▸ Task instructions
Each line below that includes the word "icon" is to be reported.

▸ Data records
Segment Open

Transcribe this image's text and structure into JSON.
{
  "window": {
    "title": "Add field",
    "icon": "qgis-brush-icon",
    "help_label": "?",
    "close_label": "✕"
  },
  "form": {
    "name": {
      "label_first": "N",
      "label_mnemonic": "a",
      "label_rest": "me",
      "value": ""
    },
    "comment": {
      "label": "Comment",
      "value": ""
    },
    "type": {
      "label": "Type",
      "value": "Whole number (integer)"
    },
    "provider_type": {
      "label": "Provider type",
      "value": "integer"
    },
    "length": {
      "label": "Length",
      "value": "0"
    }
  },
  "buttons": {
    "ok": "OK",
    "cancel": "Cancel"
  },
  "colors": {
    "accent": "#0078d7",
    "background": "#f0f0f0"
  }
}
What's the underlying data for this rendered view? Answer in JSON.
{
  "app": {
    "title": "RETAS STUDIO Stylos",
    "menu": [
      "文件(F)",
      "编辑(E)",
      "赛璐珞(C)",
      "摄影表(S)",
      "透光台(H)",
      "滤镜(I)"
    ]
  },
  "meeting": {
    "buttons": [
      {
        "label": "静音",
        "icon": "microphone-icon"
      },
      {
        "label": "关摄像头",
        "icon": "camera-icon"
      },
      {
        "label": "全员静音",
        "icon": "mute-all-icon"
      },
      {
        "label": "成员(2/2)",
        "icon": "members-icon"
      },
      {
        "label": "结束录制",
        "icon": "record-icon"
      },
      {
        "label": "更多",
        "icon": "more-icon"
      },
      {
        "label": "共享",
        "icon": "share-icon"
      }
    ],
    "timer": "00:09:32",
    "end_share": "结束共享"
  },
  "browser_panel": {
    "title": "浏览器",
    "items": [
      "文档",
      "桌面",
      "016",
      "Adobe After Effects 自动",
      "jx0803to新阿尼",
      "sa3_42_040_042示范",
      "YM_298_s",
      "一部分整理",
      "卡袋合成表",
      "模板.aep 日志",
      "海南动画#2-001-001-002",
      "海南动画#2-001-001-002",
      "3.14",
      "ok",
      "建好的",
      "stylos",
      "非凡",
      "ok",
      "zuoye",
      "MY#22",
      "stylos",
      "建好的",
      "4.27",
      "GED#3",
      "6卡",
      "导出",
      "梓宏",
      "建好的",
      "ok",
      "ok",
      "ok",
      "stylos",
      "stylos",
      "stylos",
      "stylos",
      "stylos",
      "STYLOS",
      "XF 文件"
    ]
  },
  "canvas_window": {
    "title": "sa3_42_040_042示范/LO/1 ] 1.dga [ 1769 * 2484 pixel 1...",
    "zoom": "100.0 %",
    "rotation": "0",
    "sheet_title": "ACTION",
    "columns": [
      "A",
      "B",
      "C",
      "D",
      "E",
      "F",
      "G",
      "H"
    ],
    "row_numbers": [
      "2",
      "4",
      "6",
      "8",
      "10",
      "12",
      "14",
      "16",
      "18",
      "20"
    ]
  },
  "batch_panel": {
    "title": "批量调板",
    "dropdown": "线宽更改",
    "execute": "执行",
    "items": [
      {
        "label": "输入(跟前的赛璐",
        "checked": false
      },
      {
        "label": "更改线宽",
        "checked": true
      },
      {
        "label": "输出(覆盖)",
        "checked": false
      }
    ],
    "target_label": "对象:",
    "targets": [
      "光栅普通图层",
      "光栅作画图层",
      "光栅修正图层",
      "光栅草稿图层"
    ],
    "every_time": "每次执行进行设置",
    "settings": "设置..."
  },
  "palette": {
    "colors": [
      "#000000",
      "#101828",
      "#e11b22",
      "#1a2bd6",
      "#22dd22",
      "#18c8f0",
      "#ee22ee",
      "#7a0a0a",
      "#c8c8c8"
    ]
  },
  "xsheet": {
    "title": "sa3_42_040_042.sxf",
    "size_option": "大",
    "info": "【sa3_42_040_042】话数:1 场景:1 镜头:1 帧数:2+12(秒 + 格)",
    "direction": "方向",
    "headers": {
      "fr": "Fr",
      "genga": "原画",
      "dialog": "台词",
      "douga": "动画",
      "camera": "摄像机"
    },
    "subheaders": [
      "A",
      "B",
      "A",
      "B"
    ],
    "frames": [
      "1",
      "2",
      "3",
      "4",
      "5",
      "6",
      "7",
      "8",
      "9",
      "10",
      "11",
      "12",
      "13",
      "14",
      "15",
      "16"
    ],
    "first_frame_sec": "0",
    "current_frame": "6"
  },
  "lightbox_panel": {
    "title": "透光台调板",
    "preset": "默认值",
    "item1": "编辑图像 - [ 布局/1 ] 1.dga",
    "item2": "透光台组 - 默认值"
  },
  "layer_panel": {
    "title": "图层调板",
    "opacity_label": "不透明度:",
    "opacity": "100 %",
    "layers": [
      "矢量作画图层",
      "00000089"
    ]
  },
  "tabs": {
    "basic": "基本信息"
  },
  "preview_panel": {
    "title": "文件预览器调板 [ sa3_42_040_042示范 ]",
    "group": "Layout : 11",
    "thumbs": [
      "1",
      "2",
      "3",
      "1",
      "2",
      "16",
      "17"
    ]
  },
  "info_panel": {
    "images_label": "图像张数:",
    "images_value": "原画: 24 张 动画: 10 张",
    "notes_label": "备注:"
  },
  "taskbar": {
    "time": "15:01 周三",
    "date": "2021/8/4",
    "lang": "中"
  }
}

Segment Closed

▸ Response
    "icon": "qgis-brush-icon",
        "icon": "microphone-icon"
        "icon": "camera-icon"
        "icon": "mute-all-icon"
        "icon": "members-icon"
        "icon": "record-icon"
        "icon": "more-icon"
        "icon": "share-icon"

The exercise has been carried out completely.